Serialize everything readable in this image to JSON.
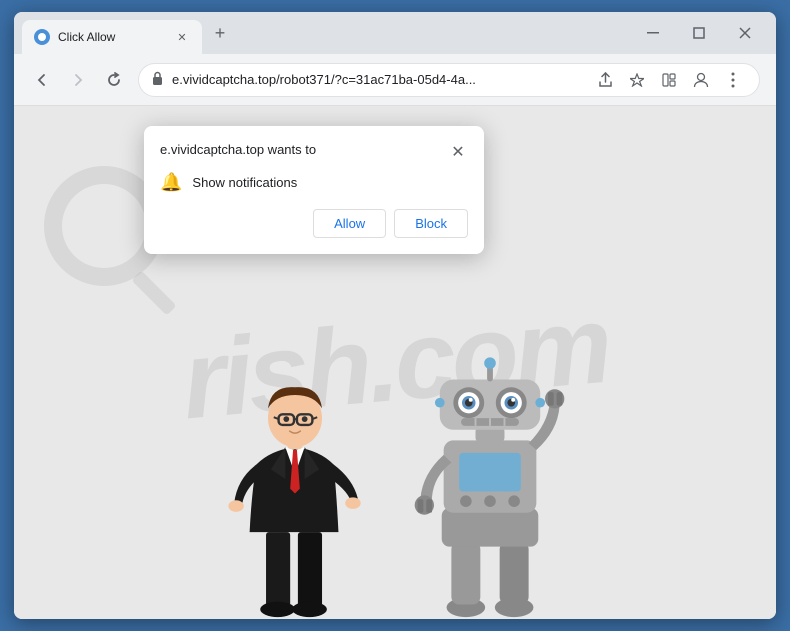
{
  "browser": {
    "tab": {
      "title": "Click Allow",
      "favicon_label": "favicon"
    },
    "new_tab_icon": "+",
    "window_controls": {
      "minimize": "—",
      "maximize": "□",
      "close": "✕"
    },
    "nav": {
      "back": "←",
      "forward": "→",
      "refresh": "↻",
      "lock_icon": "🔒",
      "address": "e.vividcaptcha.top/robot371/?c=31ac71ba-05d4-4a...",
      "share_icon": "⬆",
      "star_icon": "☆",
      "extension_icon": "▭",
      "profile_icon": "👤",
      "menu_icon": "⋮"
    },
    "popup": {
      "title": "e.vividcaptcha.top wants to",
      "close_icon": "✕",
      "notification_icon": "🔔",
      "notification_text": "Show notifications",
      "allow_label": "Allow",
      "block_label": "Block"
    },
    "page": {
      "watermark": "rish.com"
    }
  }
}
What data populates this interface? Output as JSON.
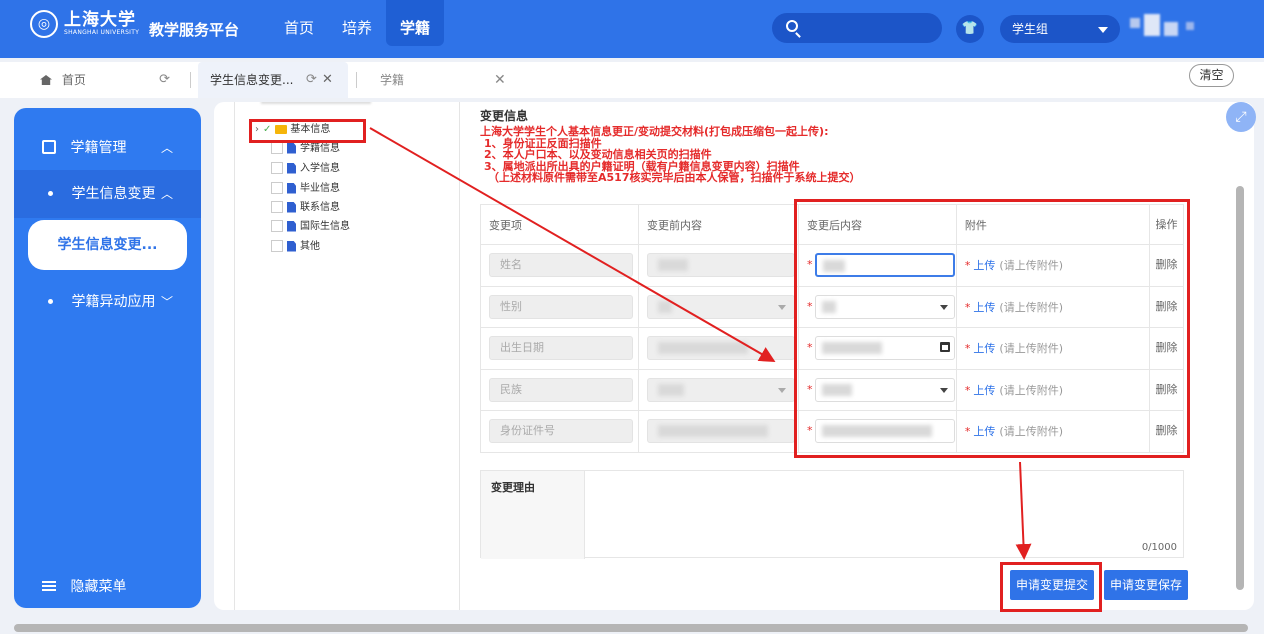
{
  "header": {
    "logo_cn": "上海大学",
    "logo_en": "SHANGHAI UNIVERSITY",
    "platform": "教学服务平台",
    "nav": [
      "首页",
      "培养",
      "学籍"
    ],
    "role": "学生组"
  },
  "tabs": {
    "home": "首页",
    "info": "学生信息变更...",
    "xueji": "学籍",
    "clear": "清空"
  },
  "sidebar": {
    "group": "学籍管理",
    "sub_open": "学生信息变更",
    "active": "学生信息变更...",
    "sub_other": "学籍异动应用",
    "hide": "隐藏菜单"
  },
  "tree": {
    "root": "基本信息",
    "items": [
      "学籍信息",
      "入学信息",
      "毕业信息",
      "联系信息",
      "国际生信息",
      "其他"
    ]
  },
  "form": {
    "section_title": "变更信息",
    "notes": [
      "上海大学学生个人基本信息更正/变动提交材料(打包成压缩包一起上传):",
      "1、身份证正反面扫描件",
      "2、本人户口本、以及变动信息相关页的扫描件",
      "3、属地派出所出具的户籍证明（载有户籍信息变更内容）扫描件",
      "（上述材料原件需带至A517核实完毕后由本人保管，扫描件于系统上提交）"
    ],
    "columns": [
      "变更项",
      "变更前内容",
      "变更后内容",
      "附件",
      "操作"
    ],
    "rows": [
      {
        "item": "姓名"
      },
      {
        "item": "性别"
      },
      {
        "item": "出生日期"
      },
      {
        "item": "民族"
      },
      {
        "item": "身份证件号"
      }
    ],
    "upload_label": "上传",
    "upload_hint": "(请上传附件)",
    "delete_label": "删除",
    "reason_label": "变更理由",
    "reason_count": "0/1000",
    "submit": "申请变更提交",
    "save": "申请变更保存"
  },
  "colors": {
    "primary": "#2f73e8",
    "annotation": "#e12020",
    "note_red": "#e52b2b"
  }
}
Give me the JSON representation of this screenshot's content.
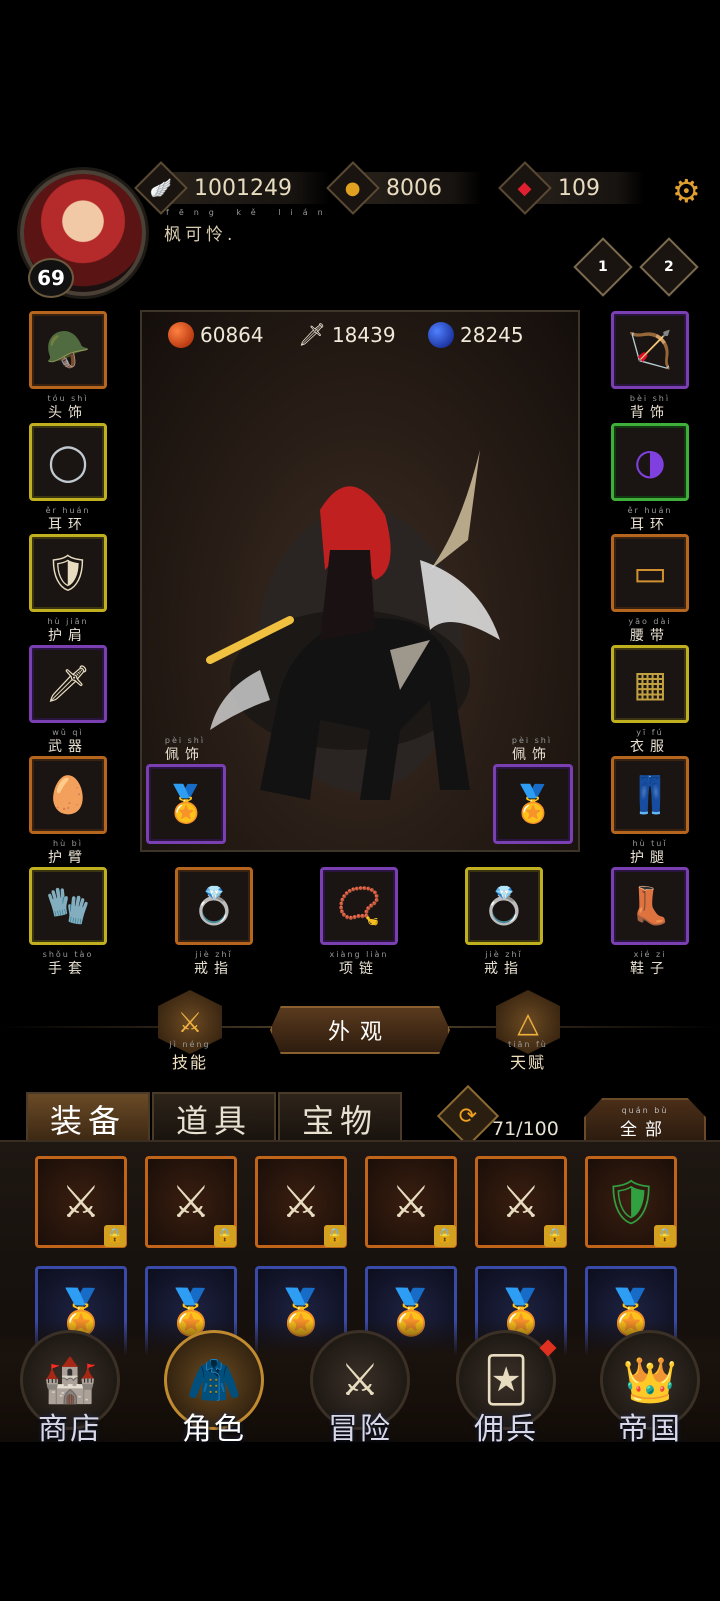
{
  "header": {
    "level": "69",
    "player_name": "枫可怜.",
    "player_name_pinyin": "fēng kě lián",
    "resources": [
      {
        "icon": "wings-icon",
        "value": "1001249"
      },
      {
        "icon": "gold-coin-icon",
        "value": "8006"
      },
      {
        "icon": "red-gem-icon",
        "value": "109"
      }
    ],
    "rank_badges": [
      "1",
      "2"
    ]
  },
  "stats": [
    {
      "icon": "hp-orb-icon",
      "value": "60864",
      "color": "#d04010"
    },
    {
      "icon": "sword-icon",
      "value": "18439",
      "color": "#c0c0c0"
    },
    {
      "icon": "mp-orb-icon",
      "value": "28245",
      "color": "#2040d0"
    }
  ],
  "equipment": {
    "left": [
      {
        "label": "头饰",
        "pinyin": "tóu shì",
        "quality": "orange",
        "icon": "helmet-icon"
      },
      {
        "label": "耳环",
        "pinyin": "ěr huán",
        "quality": "yellow",
        "icon": "earring-icon"
      },
      {
        "label": "护肩",
        "pinyin": "hù jiān",
        "quality": "yellow",
        "icon": "pauldron-icon"
      },
      {
        "label": "武器",
        "pinyin": "wǔ qì",
        "quality": "purple",
        "icon": "sword-icon"
      },
      {
        "label": "护臂",
        "pinyin": "hù bì",
        "quality": "orange",
        "icon": "bracer-icon"
      }
    ],
    "right": [
      {
        "label": "背饰",
        "pinyin": "bèi shì",
        "quality": "purple",
        "icon": "bow-icon"
      },
      {
        "label": "耳环",
        "pinyin": "ěr huán",
        "quality": "green",
        "icon": "earring-icon"
      },
      {
        "label": "腰带",
        "pinyin": "yāo dài",
        "quality": "orange",
        "icon": "belt-icon"
      },
      {
        "label": "衣服",
        "pinyin": "yī fú",
        "quality": "yellow",
        "icon": "armor-icon"
      },
      {
        "label": "护腿",
        "pinyin": "hù tuǐ",
        "quality": "orange",
        "icon": "greaves-icon"
      }
    ],
    "bottom": [
      {
        "label": "手套",
        "pinyin": "shǒu tào",
        "quality": "yellow",
        "icon": "gloves-icon"
      },
      {
        "label": "戒指",
        "pinyin": "jiè zhǐ",
        "quality": "orange",
        "icon": "ring-icon"
      },
      {
        "label": "项链",
        "pinyin": "xiàng liàn",
        "quality": "purple",
        "icon": "necklace-icon"
      },
      {
        "label": "戒指",
        "pinyin": "jiè zhǐ",
        "quality": "yellow",
        "icon": "ring-icon"
      },
      {
        "label": "鞋子",
        "pinyin": "xié zi",
        "quality": "purple",
        "icon": "boots-icon"
      }
    ],
    "accessory_left": {
      "label": "佩饰",
      "pinyin": "pèi shì"
    },
    "accessory_right": {
      "label": "佩饰",
      "pinyin": "pèi shì"
    }
  },
  "actions": {
    "skill": {
      "label": "技能",
      "pinyin": "jì néng"
    },
    "appearance": "外观",
    "talent": {
      "label": "天赋",
      "pinyin": "tiān fù"
    }
  },
  "tabs": [
    "装备",
    "道具",
    "宝物"
  ],
  "inventory": {
    "capacity": "71/100",
    "filter": "全部",
    "filter_pinyin": "quán bù"
  },
  "nav": [
    {
      "label": "商店",
      "icon": "castle-icon"
    },
    {
      "label": "角色",
      "icon": "hooded-figure-icon"
    },
    {
      "label": "冒险",
      "icon": "crossed-swords-icon"
    },
    {
      "label": "佣兵",
      "icon": "mercenary-cards-icon"
    },
    {
      "label": "帝国",
      "icon": "crown-icon"
    }
  ],
  "colors": {
    "orange": "#b5651d",
    "yellow": "#c0b020",
    "purple": "#7a3fb0",
    "green": "#3fae3a",
    "accent": "#c08a30"
  }
}
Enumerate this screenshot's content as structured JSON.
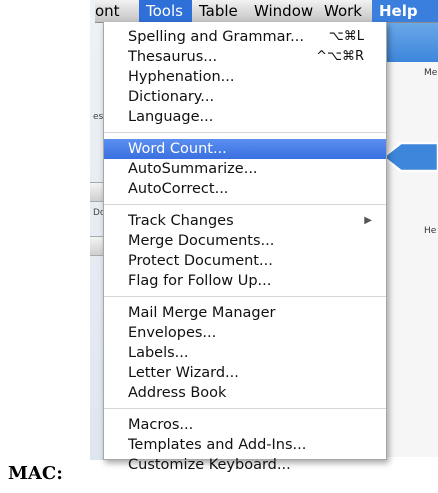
{
  "menubar": {
    "items": [
      {
        "label": "ont"
      },
      {
        "label": "Tools"
      },
      {
        "label": "Table"
      },
      {
        "label": "Window"
      },
      {
        "label": "Work"
      },
      {
        "label": "Help"
      }
    ]
  },
  "menu": {
    "groups": [
      [
        {
          "label": "Spelling and Grammar...",
          "shortcut": "⌥⌘L"
        },
        {
          "label": "Thesaurus...",
          "shortcut": "^⌥⌘R"
        },
        {
          "label": "Hyphenation..."
        },
        {
          "label": "Dictionary..."
        },
        {
          "label": "Language..."
        }
      ],
      [
        {
          "label": "Word Count...",
          "highlighted": true
        },
        {
          "label": "AutoSummarize..."
        },
        {
          "label": "AutoCorrect..."
        }
      ],
      [
        {
          "label": "Track Changes",
          "submenu": true
        },
        {
          "label": "Merge Documents..."
        },
        {
          "label": "Protect Document..."
        },
        {
          "label": "Flag for Follow Up..."
        }
      ],
      [
        {
          "label": "Mail Merge Manager"
        },
        {
          "label": "Envelopes..."
        },
        {
          "label": "Labels..."
        },
        {
          "label": "Letter Wizard..."
        },
        {
          "label": "Address Book"
        }
      ],
      [
        {
          "label": "Macros..."
        },
        {
          "label": "Templates and Add-Ins..."
        },
        {
          "label": "Customize Keyboard..."
        }
      ]
    ]
  },
  "dialog": {
    "labels": [
      "Me",
      "He"
    ]
  },
  "background": {
    "labels": [
      "es",
      "Do"
    ]
  },
  "mac_label": "MAC:",
  "colors": {
    "highlight": "#3a6fe0",
    "menubar_active": "#2f6fd8",
    "callout": "#3d86db"
  }
}
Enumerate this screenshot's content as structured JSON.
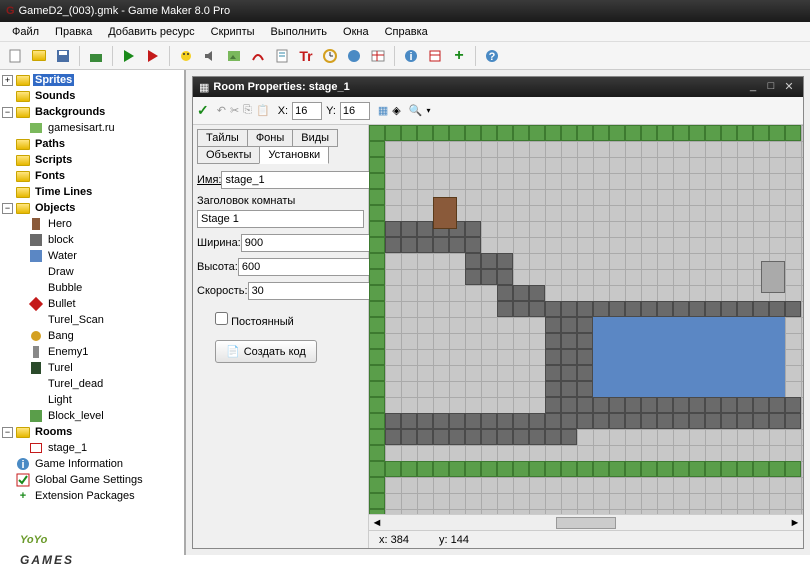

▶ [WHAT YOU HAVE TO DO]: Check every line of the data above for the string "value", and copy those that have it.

▶ [OUTPUT FOR THIS EXERCISE]:
        "value": "1001249"
        "value": "8006"
        "value": "109"
      "value": "60864",
      "value": "18439",
      "value": "28245",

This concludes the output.